**Your assignment**
Which lines below hold the word "entries"? Report each one.

**Record excerpts**
§ §

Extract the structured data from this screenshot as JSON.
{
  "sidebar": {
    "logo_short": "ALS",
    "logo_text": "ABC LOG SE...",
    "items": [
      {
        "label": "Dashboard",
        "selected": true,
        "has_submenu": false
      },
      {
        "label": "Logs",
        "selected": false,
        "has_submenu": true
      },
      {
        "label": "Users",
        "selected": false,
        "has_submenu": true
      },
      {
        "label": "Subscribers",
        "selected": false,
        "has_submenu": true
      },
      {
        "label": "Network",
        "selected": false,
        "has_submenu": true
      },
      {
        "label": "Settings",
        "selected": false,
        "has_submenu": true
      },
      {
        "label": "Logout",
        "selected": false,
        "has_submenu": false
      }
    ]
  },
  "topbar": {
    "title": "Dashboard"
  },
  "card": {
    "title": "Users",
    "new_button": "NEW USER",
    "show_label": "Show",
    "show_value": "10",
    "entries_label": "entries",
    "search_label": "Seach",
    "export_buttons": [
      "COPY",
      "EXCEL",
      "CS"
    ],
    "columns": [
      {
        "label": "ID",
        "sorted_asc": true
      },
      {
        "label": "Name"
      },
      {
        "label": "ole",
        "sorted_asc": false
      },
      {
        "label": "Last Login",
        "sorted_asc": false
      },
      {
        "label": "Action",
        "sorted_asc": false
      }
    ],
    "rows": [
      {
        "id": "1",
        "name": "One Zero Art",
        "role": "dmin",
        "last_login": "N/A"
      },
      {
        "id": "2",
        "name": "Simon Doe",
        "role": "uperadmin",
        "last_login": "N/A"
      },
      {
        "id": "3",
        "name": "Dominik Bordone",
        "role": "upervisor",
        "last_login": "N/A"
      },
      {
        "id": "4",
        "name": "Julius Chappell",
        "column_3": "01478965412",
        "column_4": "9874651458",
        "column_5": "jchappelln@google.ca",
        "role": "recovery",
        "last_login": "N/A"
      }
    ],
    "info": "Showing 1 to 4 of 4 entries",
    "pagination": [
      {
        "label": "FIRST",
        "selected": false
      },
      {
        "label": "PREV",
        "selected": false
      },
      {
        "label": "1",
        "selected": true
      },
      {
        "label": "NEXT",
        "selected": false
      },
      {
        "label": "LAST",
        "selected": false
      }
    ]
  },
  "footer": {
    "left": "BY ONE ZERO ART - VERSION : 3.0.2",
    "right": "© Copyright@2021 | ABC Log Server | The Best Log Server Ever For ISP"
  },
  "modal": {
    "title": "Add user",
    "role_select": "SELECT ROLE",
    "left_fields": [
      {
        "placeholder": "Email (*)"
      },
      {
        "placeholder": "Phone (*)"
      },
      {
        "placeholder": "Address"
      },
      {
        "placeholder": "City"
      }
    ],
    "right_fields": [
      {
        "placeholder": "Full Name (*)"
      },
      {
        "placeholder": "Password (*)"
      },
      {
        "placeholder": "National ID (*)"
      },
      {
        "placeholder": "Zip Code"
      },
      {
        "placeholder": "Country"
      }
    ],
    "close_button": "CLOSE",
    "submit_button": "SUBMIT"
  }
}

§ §

**Answer for this exercise**
    "entries_label": "entries",
    "info": "Showing 1 to 4 of 4 entries",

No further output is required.